Transposing the lines of the drawing into paths on the ground began in the deep chill and muck of early spring. With a ready supply of wood chips for the enormous task of laying them out, the process felt a lot like sketching with one eye on the ground and the other on the bird's-eye view.



The vision for this landscape wasn't just of curved lines overlaid on the quite flat existing ground, but of land forms like gentle ocean swells. Between soil brought up from trenching the lower fields and amendments like aged manure, about 200 cubic yards of material was moved by machine and hand to sculpt the land.

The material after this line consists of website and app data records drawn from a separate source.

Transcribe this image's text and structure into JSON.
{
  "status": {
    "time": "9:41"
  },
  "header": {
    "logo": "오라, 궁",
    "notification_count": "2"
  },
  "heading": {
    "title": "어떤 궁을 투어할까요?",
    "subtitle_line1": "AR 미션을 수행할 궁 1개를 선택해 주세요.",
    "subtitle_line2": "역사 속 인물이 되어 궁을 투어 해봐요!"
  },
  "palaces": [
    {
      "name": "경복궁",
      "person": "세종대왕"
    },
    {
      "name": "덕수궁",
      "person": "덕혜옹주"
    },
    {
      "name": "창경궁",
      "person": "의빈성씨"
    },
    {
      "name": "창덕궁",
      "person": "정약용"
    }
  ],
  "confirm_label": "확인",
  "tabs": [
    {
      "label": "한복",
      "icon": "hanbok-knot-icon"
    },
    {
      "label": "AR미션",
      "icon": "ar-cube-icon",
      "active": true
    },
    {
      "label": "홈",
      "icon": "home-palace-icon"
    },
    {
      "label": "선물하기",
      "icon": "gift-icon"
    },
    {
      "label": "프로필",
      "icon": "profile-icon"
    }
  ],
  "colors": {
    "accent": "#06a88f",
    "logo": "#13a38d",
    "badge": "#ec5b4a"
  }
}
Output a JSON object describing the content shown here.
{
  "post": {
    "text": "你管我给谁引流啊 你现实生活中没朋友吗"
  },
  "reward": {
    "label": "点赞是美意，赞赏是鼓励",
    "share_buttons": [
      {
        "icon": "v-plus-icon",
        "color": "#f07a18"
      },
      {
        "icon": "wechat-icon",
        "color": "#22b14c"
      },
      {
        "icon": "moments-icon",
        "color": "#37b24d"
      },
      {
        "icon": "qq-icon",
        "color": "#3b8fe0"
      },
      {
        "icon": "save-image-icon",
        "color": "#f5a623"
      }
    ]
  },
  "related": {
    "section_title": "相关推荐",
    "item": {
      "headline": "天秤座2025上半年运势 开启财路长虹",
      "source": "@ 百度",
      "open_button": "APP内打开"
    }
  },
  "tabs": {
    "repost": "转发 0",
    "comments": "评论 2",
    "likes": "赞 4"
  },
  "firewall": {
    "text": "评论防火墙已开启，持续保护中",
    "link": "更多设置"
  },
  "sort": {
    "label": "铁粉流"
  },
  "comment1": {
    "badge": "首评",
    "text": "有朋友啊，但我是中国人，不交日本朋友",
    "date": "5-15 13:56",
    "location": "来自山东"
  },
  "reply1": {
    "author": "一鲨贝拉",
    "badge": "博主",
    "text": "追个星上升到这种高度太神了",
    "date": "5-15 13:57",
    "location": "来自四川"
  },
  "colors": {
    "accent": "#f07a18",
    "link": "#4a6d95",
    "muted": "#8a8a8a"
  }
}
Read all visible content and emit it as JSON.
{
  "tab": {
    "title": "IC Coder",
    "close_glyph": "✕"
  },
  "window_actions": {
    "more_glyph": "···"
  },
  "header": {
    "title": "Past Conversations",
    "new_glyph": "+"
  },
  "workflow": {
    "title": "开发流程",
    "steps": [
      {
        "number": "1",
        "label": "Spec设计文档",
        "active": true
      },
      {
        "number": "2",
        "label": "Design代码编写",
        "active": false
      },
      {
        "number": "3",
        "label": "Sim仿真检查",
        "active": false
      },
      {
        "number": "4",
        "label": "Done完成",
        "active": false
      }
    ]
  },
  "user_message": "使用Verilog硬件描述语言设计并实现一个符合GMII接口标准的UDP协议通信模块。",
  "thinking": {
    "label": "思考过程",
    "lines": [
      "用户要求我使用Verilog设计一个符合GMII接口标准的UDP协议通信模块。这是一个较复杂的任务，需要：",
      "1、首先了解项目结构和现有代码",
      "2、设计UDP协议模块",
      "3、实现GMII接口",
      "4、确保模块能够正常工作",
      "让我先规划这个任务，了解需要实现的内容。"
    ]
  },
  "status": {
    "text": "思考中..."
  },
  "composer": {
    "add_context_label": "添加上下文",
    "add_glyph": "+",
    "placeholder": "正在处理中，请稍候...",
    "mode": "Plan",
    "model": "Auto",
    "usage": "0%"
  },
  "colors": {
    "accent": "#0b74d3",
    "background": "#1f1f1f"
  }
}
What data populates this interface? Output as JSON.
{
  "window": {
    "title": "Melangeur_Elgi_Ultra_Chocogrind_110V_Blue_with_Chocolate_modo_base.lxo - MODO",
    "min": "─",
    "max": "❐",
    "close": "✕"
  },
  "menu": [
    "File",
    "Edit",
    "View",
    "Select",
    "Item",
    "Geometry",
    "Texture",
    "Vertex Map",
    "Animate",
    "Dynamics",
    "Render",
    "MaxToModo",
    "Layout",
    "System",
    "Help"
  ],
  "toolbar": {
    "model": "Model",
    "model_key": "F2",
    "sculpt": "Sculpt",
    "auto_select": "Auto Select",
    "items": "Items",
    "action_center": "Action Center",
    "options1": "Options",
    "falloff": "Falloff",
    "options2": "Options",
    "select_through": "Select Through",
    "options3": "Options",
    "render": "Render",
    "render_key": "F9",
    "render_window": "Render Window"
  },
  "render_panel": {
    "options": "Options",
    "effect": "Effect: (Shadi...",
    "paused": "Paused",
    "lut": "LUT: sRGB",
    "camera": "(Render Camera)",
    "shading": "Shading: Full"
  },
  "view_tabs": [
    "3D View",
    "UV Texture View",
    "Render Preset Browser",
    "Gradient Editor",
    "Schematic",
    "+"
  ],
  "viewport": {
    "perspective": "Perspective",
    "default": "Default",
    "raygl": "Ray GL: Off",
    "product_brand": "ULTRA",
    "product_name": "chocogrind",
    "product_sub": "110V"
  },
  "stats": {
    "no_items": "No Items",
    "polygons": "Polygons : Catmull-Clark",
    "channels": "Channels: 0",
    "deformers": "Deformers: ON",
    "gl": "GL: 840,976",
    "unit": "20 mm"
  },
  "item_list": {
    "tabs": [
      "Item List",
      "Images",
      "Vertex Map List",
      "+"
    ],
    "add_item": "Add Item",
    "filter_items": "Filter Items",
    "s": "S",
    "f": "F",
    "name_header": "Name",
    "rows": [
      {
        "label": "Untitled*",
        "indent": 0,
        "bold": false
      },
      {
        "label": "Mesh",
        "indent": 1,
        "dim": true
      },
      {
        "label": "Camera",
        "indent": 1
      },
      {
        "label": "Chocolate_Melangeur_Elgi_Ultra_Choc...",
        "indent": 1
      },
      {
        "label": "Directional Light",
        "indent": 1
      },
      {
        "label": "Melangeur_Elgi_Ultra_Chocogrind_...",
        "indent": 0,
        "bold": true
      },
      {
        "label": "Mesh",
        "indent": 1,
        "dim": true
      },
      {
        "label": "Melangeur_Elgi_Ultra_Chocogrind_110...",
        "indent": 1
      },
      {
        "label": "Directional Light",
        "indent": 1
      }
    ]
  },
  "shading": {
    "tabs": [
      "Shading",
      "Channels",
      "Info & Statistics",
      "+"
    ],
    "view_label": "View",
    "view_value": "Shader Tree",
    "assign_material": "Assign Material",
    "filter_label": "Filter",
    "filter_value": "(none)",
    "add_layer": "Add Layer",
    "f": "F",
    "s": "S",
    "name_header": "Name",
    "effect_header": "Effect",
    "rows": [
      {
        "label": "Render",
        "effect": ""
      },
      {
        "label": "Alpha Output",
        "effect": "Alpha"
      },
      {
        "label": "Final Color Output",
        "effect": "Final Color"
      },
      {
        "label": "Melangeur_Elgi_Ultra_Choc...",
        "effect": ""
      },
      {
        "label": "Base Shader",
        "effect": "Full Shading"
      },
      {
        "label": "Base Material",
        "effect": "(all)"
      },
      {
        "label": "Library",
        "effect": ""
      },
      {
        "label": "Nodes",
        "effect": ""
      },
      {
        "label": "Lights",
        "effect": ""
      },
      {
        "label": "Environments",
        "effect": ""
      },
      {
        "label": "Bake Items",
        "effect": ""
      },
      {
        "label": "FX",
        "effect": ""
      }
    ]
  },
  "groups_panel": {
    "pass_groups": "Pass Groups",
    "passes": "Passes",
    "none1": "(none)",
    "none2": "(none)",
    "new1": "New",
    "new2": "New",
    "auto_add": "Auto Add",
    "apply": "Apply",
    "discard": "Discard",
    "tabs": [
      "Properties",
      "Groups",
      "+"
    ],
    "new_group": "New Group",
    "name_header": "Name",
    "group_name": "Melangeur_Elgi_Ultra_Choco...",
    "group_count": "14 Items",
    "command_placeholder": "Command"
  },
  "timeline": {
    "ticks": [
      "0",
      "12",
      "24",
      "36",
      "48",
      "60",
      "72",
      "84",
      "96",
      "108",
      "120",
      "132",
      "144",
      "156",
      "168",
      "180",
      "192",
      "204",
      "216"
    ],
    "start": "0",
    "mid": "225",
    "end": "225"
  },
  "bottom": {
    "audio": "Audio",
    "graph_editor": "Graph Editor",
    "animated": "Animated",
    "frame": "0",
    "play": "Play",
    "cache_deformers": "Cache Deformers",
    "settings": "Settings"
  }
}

Early spring was also time for a flatbed of structural plants to arrive and get in the ground. 





By late spring, the meadows were in bloom, the beginning of a season-long succession of colors: poppies, cosmos, bachelor buttons, sunflowers, clover, brown-eyed Susan, daisies, and more. Along with the flowers came honey bees, dragon flies, birds, frogs, and landscape painters...






...and kids! I made a climbing structure from madrona branches as the start of a natural playscape. 

It was deeply satisfying to sculpt on this scale and feel the joy it spawned in the stream of folks visiting the farm.

New life for an old cottage (2013-14)



Over years, I've oscillated between studio work, teaching, and creating finely-tuned environments. With this project, I converted a 1937 carpenter's workshop into a funky Airbnb space, designing and implementing all aspects besides the plumbing and tiling.  Tucked into the backyard of a home in the inner northeast of Portland, it has a small-town vibe, despite its urban setting.



It started out as an open space, having more recently been a stone sculptor's, then a painter's, studio.



Conversations with the owner, Cybil Kavan, revealed two words that guided the organic design process: simple and sensual. 

She also shared a dream in which she'd stepped out onto the back steps from the main house to find a chasm in the backyard, with the tree of life growing skyward where the cottage would ordinarily be. That image prompted the idea of having a tree rising up in the middle of the cottage. Later, she found the wind-blown top of a cherry tree on a walk in the neighborhood…a fine addition to the sustainably harvested madrone used for the stair treads, thresholds, and loft edges.












Placing the bed above the bathroom left much more space on the main floor, which is about 263 square feet. We wanted the space to have a light, open, airy feeling, so I created a set of light-toned stairs with open space underneath, extending into the area under the landing.














Imbuing the cottage with a sense of warmth was also important, especially given its Pacific Northwest location, so we revealed the beauty of wood with natural oil, chose a yellowish cast for the zero-VOC paints, and put engineered cork on the rebuilt (and now R-23 insulated) floor.


The shelving for the mini-kitchen and bathroom was up-cycled from an old set of drawers found at the Rebuilding Center. The bathroom has a pocket door adapted from an old Mexican door from there as well.











The eclectic bathroom tile work was done by Mema Greer from her vast collection of reclaimed pieces. The remaining walls are glazed plaster and the floor is ground pebble tile.